Earth as an integrated system: don’t forget the groundwater

Water—or the lack of it!—is always a topic of interest to Australians, living and working as we do on the driest inhabited continent on Earth. TERN’s integrated ecosystem-observing infrastructure produces open data on multiple phenomena at the same time and location, ranging from biodiversity to hydrology. Here we bring you stories of the way some scientists are using TERN’s open access, co-located infrastructure to increase understanding of our groundwater resources and the terrestrial ecosystems that depend on them.

Read More »
Big data used to assess fire ecology of Kakadu

New research using decades of monitoring data available through TERN has identified significant problems with historic fire management in one of Australia's premier National Parks: Kakadu. Despite the data painting a somewhat negative picture of the past, the research proposes economically viable carbon-market based solutions and vindicates recent park management actions that are delivering more sustainable and ecologically appropriate fire management in the reserve.

Read More »
Responsible data publishing

Recent articles in Science highlight the possibilities of putting information about highly collectable rare and threatened species in the hands of poachers. Like the authors of these articles, TERN is grappling with this concern, becoming part of the national movement developing guidelines and tools that can help to reduce the risk.

Read More »
People using TERN: Andries Potgieter

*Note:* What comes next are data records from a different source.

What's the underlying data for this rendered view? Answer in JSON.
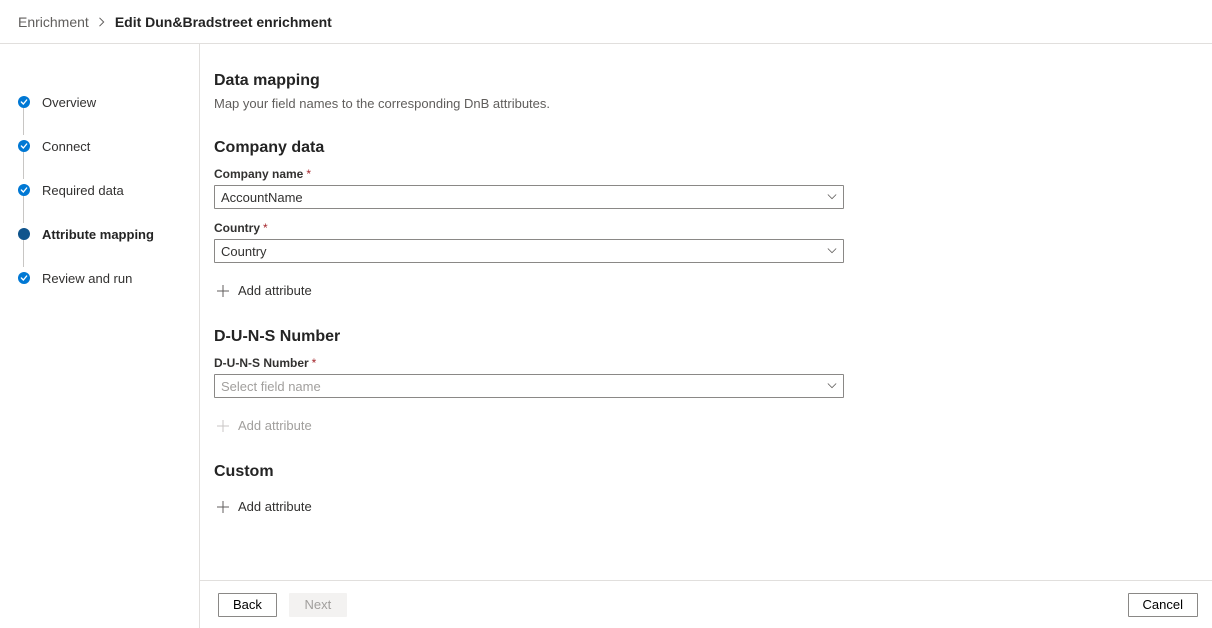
{
  "breadcrumb": {
    "root": "Enrichment",
    "current": "Edit Dun&Bradstreet enrichment"
  },
  "steps": [
    {
      "label": "Overview",
      "state": "completed"
    },
    {
      "label": "Connect",
      "state": "completed"
    },
    {
      "label": "Required data",
      "state": "completed"
    },
    {
      "label": "Attribute mapping",
      "state": "current"
    },
    {
      "label": "Review and run",
      "state": "completed"
    }
  ],
  "page": {
    "title": "Data mapping",
    "description": "Map your field names to the corresponding DnB attributes."
  },
  "sections": {
    "company": {
      "title": "Company data",
      "fields": {
        "name": {
          "label": "Company name",
          "required": true,
          "value": "AccountName"
        },
        "country": {
          "label": "Country",
          "required": true,
          "value": "Country"
        }
      },
      "add_label": "Add attribute",
      "add_enabled": true
    },
    "duns": {
      "title": "D-U-N-S Number",
      "fields": {
        "number": {
          "label": "D-U-N-S Number",
          "required": true,
          "placeholder": "Select field name",
          "value": ""
        }
      },
      "add_label": "Add attribute",
      "add_enabled": false
    },
    "custom": {
      "title": "Custom",
      "add_label": "Add attribute",
      "add_enabled": true
    }
  },
  "footer": {
    "back": "Back",
    "next": "Next",
    "cancel": "Cancel",
    "next_enabled": false
  }
}
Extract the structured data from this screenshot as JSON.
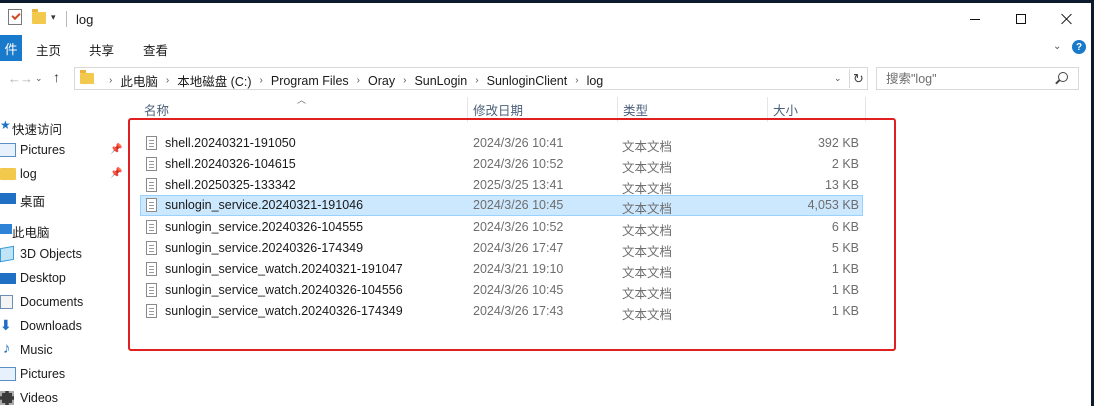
{
  "window": {
    "title": "log",
    "quick_access_dropdown": "▾"
  },
  "ribbon": {
    "file_tab": "件",
    "tabs": [
      {
        "label": "主页"
      },
      {
        "label": "共享"
      },
      {
        "label": "查看"
      }
    ],
    "collapse_chevron": "⌄",
    "help": "?"
  },
  "address": {
    "crumbs": [
      "此电脑",
      "本地磁盘 (C:)",
      "Program Files",
      "Oray",
      "SunLogin",
      "SunloginClient",
      "log"
    ],
    "dropdown": "⌄",
    "refresh": "↻"
  },
  "search": {
    "placeholder": "搜索\"log\""
  },
  "nav": {
    "items": [
      {
        "label": "快速访问",
        "icon": "star-icon"
      },
      {
        "label": "Pictures",
        "icon": "pictures-folder-icon",
        "pinned": true
      },
      {
        "label": "log",
        "icon": "folder-icon",
        "pinned": true
      },
      {
        "label": "桌面",
        "icon": "desktop-icon"
      },
      {
        "label": "此电脑",
        "icon": "computer-icon"
      },
      {
        "label": "3D Objects",
        "icon": "3d-objects-icon"
      },
      {
        "label": "Desktop",
        "icon": "desktop-icon"
      },
      {
        "label": "Documents",
        "icon": "documents-icon"
      },
      {
        "label": "Downloads",
        "icon": "downloads-icon"
      },
      {
        "label": "Music",
        "icon": "music-icon"
      },
      {
        "label": "Pictures",
        "icon": "pictures-folder-icon"
      },
      {
        "label": "Videos",
        "icon": "videos-icon"
      }
    ]
  },
  "columns": {
    "name": "名称",
    "date": "修改日期",
    "type": "类型",
    "size": "大小"
  },
  "files": [
    {
      "name": "shell.20240321-191050",
      "date": "2024/3/26 10:41",
      "type": "文本文档",
      "size": "392 KB"
    },
    {
      "name": "shell.20240326-104615",
      "date": "2024/3/26 10:52",
      "type": "文本文档",
      "size": "2 KB"
    },
    {
      "name": "shell.20250325-133342",
      "date": "2025/3/25 13:41",
      "type": "文本文档",
      "size": "13 KB"
    },
    {
      "name": "sunlogin_service.20240321-191046",
      "date": "2024/3/26 10:45",
      "type": "文本文档",
      "size": "4,053 KB"
    },
    {
      "name": "sunlogin_service.20240326-104555",
      "date": "2024/3/26 10:52",
      "type": "文本文档",
      "size": "6 KB"
    },
    {
      "name": "sunlogin_service.20240326-174349",
      "date": "2024/3/26 17:47",
      "type": "文本文档",
      "size": "5 KB"
    },
    {
      "name": "sunlogin_service_watch.20240321-191047",
      "date": "2024/3/21 19:10",
      "type": "文本文档",
      "size": "1 KB"
    },
    {
      "name": "sunlogin_service_watch.20240326-104556",
      "date": "2024/3/26 10:45",
      "type": "文本文档",
      "size": "1 KB"
    },
    {
      "name": "sunlogin_service_watch.20240326-174349",
      "date": "2024/3/26 17:43",
      "type": "文本文档",
      "size": "1 KB"
    }
  ],
  "selected_file_index": 3,
  "colors": {
    "accent": "#1979ca",
    "selection": "#cce8ff",
    "highlight_box": "#e02020"
  }
}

Dr Andries Potgieter of the University of Queensland is using TERN delivered remote sensing data to estimate grain cropping area and produce regular seasonal outlooks for sorghum and wheat.  When faced with the high impact of climate variability, advanced knowledge of likely crop size and its geographical distribution help industry make strategic decisions and avoid market volatility within Australia and globally.

Read More »
Pages: 1 2 3 4 5 6 7 8 9 10 11 12